Emergency accommodation options

This section outlines what other emergency housing options are available, and discusses related matters such as security of tenure and payment.

This content applies to Scotland

Housing options

The main emergency housing options are:

  • staying with friends

  • hostels, nightshelters and winter (cold weather) shelters

  • women's refuges

  • bed and breakfast hotels

  • squatting.

The suitability of each emergency housing option will vary according to the client's status, needs and preferences - and whether s/he has any money to pay for housing. In addition, the options available will depend on what is available locally. Advisers should maintain up-to-date details of all local options.

Security of tenure

Clients should be advised that there is little, or no, security of tenure in the emergency accommodation sector. For more details, please see the section on security of tenure.

Payment

The adviser should also give information about paying for each of the options:

  • If the client has no money, s/he might be accepted by many hostels, as long as s/he is eligible to claim Housing Benefit to cover her/his housing costs. During the winter months, temporary winter shelters may be available where s/he can stay free of charge.

  • If the client has some money, s/he could book into a hostel or a bed and breakfast (B&B) and, if eligible, should then immediately apply for Housing Benefit. However, benefit claimants may find it difficult to find a bed and breakfast hotel which accepts payment in this way.

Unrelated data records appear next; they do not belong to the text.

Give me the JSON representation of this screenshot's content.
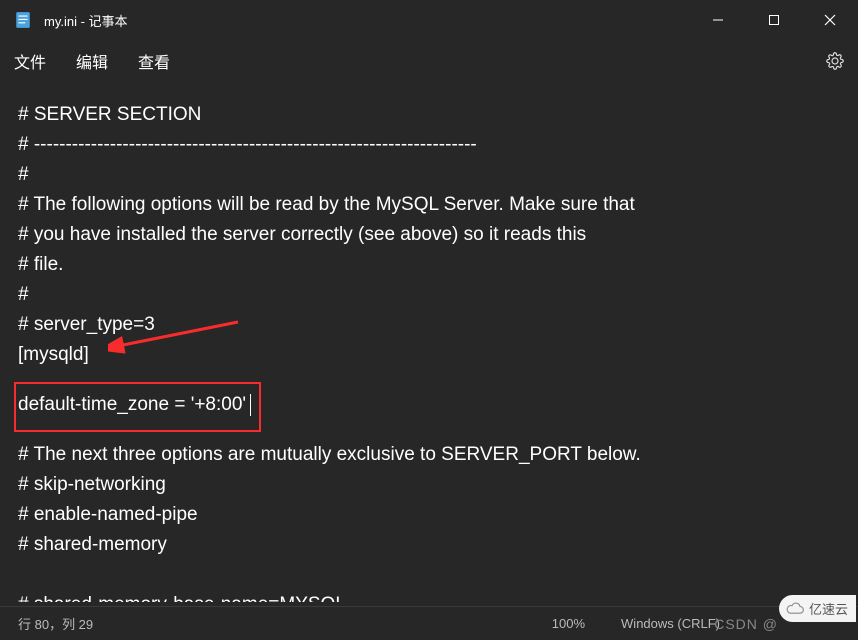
{
  "titlebar": {
    "title": "my.ini - 记事本"
  },
  "menu": {
    "file": "文件",
    "edit": "编辑",
    "view": "查看"
  },
  "content": {
    "l0": "# SERVER SECTION",
    "l1": "# ----------------------------------------------------------------------",
    "l2": "#",
    "l3": "# The following options will be read by the MySQL Server. Make sure that",
    "l4": "# you have installed the server correctly (see above) so it reads this",
    "l5": "# file.",
    "l6": "#",
    "l7": "# server_type=3",
    "l8": "[mysqld]",
    "highlight": "default-time_zone = '+8:00'",
    "l9": "# The next three options are mutually exclusive to SERVER_PORT below.",
    "l10": "# skip-networking",
    "l11": "# enable-named-pipe",
    "l12": "# shared-memory",
    "l13": "# shared-memory-base-name=MYSQL"
  },
  "status": {
    "position": "行 80，列 29",
    "zoom": "100%",
    "lineending": "Windows (CRLF)"
  },
  "watermark": {
    "csdn": "CSDN @",
    "text": "亿速云"
  }
}
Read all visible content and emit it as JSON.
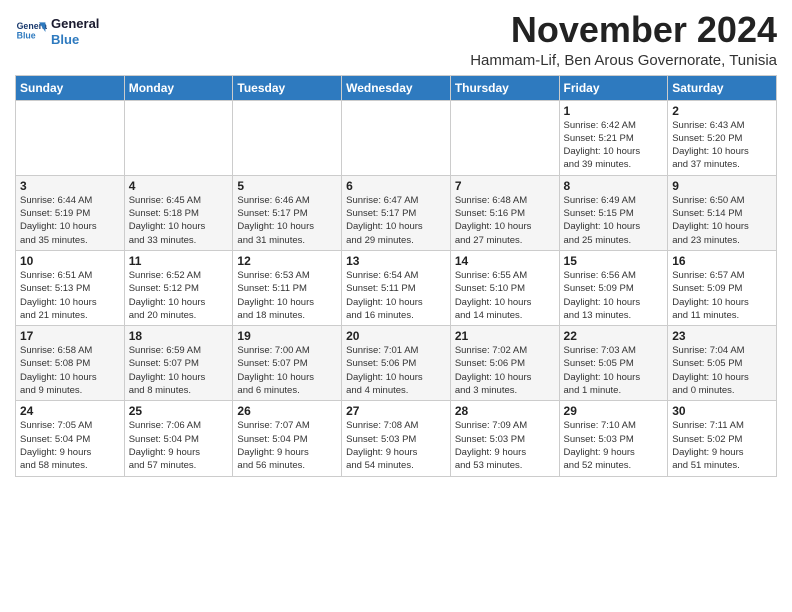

  • Where children are involved, under the Social Work (Scotland) Act 1968 the local authority has an emergency power to assist persons of 18 and over in need, in certain circumstances. This power, combined with the provisions of the Children (Scotland) Act 1995 and the Code of Guidance, may make possible a cash payment to avert homelessness. For more information, please see the section on discharge of duties by a local authority.

  • For asylum seekers and people from abroad, the Immigration and Asylum Act 1999 introduced a new support system on 3 April 2000. People who applied for asylum before that date receive transitional help under homelessness legislation, or a right to local authority support pending the final decision on their asylum application. For further information, please see the section on asylum seekers.

For further information on payment in these situations, please see the section on paying for accommodation.

Staying with friends

If there are friends or relatives with whom the client can stay, s/he may find this the least stressful emergency option where they are more likely to feel safe. However, this should only be seen as a 'stopgap' measure and for this reason clients may have reservations about pursuing this option.

Hostels

There are a variety of different types and sizes of hostels run by public and private sector landlords and voluntary organisations. Generally speaking, they are only a short-term solution.

Nightshelters and winter (cold weather) shelters

Nightshelters provide basic accommodation and are usually restricted in their opening hours and the number of nights a person can stay. They are designed to provide easy-access accommodation for people who sleep on the streets but who want a few nights' respite.

During the winter months some charities, voluntary organisations and local authorities set up winter shelters. These temporary shelters are often in makeshift buildings such as old offices and schools. They normally provide only a bed and food and are open in the evenings and overnight. They are generally free of charge. Most shelters are open for a few weeks during the coldest months or over the Christmas period. Advisers will usually need to collect information about these locally, for example by contacting local charities.

Direct access hostels

These are designed to be easily accessible accommodation and are sometimes open 24 hours a day. However there may be entry criteria or restrictions, for example, some hostels will only accept referrals for bed spaces from day centres and outreach teams and some have entry criteria based on age and gender

Although some hostels will accept direct approaches from homeless people, they fill up very quickly. To access their facilities, contact will need to be made early in the day to see if there are vacancies.

Direct access hostels are not free and can be quite expensive; however the advantage is that no deposit or rent in advance is required.

For those in receipt of benefit or on a low income, Housing Benefit may be claimed to cover some of the cost of staying in the hostel but, depending on the level of 'services' provided (for example, food and laundry), Housing Benefit will not cover the full cost.

Longer term hostels

These are hostels that usually have waiting lists or will only accept referrals from certain agencies. They are often for specific groups of people, for example young homeless people or people with particular problems such as mental health problems or alcohol dependency. They are run by various organisations, including charities, housing associations and local authorities.

Resettlement

Some hostels may provide move-on or resettlement advice or may have a key worker or team to do this. They may have nomination rights to other housing providers such as long-stay hostels, housing associations or local authorities.

Women's refuges

Women who have to leave home because of violence or threats may want to stay at a refuge. These are usually ordinary houses shared by women and children. Women do not have to go to a refuge in their own area and the address is kept secret to protect them from violent partners. The refuge workers will help with claiming benefits and finding other housing. However, advisers should note that women with older male children might find it more difficult to get into a refuge.

Women who need a place in a refuge should contact Scottish Women's Aid.

Women and men who are facing violence are also likely to be in priority need, and so may be able to get help from the local authority.

Squatting

Squatting is not a legal option in Scotland. Anyone trying to gain entry to, or live in, a property to which s/he is not entitled will face both criminal and civil sanctions.

Last updated: 29 December 2014